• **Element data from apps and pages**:
=-=-=-=-=

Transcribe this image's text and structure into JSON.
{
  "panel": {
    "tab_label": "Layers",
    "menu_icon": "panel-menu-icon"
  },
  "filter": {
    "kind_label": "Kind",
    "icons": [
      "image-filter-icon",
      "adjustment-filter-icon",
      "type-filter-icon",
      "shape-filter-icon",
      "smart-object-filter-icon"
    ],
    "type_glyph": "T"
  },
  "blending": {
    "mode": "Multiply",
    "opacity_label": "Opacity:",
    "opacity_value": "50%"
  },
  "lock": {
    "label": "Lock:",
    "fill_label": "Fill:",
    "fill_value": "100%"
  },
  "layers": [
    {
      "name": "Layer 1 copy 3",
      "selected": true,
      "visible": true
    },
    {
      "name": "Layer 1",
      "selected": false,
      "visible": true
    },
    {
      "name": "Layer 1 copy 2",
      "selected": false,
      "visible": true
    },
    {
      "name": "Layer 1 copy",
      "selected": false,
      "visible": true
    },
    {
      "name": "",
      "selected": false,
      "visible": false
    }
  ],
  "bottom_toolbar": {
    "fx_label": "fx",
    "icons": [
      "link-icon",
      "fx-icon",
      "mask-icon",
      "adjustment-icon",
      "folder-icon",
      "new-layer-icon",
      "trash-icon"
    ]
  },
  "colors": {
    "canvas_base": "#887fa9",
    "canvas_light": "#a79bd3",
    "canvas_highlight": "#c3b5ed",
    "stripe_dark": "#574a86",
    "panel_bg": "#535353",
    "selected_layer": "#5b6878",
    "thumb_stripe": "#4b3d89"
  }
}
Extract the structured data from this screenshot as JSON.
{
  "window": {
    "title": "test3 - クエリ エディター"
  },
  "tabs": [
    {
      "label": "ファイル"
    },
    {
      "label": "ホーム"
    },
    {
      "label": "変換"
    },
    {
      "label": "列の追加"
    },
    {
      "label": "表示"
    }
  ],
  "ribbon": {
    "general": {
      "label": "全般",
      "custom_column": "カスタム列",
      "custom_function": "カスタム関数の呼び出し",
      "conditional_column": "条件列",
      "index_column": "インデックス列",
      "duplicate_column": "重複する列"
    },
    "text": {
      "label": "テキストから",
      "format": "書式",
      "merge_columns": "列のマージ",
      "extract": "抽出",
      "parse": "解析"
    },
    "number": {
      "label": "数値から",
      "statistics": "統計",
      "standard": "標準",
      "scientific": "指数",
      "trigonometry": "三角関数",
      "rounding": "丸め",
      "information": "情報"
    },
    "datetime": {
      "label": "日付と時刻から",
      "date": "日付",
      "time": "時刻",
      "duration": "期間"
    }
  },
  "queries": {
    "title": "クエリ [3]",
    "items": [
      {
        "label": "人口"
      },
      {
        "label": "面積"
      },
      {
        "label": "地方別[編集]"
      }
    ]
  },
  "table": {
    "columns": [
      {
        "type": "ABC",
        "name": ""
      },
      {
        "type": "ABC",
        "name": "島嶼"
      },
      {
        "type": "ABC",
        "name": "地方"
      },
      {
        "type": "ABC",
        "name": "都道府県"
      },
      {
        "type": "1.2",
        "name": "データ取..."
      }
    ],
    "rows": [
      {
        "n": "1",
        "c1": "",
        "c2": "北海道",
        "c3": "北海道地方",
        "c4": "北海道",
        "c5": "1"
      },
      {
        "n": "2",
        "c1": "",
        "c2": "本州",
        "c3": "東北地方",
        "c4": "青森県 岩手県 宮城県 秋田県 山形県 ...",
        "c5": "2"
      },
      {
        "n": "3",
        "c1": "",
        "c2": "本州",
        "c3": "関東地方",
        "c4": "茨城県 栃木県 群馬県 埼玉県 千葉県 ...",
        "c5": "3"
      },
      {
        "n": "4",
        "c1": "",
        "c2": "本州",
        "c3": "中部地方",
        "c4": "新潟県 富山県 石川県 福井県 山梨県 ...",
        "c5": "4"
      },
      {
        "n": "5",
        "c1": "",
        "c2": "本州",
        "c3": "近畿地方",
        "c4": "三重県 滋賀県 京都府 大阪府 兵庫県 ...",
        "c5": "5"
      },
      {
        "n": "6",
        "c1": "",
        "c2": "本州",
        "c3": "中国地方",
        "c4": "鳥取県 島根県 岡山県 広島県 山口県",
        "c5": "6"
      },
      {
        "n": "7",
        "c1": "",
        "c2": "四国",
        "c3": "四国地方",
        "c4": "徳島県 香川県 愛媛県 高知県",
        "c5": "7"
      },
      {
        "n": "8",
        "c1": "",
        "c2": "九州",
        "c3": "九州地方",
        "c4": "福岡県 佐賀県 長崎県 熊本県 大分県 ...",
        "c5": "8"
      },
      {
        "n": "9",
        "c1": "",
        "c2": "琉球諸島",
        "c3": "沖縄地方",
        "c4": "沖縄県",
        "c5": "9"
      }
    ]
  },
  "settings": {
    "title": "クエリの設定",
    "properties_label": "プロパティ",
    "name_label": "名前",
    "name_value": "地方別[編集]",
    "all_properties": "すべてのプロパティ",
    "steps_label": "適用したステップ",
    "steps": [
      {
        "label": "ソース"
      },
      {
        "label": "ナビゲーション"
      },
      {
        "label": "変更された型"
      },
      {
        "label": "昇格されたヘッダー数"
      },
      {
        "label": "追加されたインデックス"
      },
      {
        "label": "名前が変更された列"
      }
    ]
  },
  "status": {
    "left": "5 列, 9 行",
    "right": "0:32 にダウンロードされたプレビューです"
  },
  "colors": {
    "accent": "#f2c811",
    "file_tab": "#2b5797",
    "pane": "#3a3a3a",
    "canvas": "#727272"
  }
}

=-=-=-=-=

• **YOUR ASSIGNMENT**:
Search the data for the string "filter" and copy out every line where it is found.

• **ANSWER FOR THIS EXERCISE**:
  "filter": {
      "image-filter-icon",
      "adjustment-filter-icon",
      "type-filter-icon",
      "shape-filter-icon",
      "smart-object-filter-icon"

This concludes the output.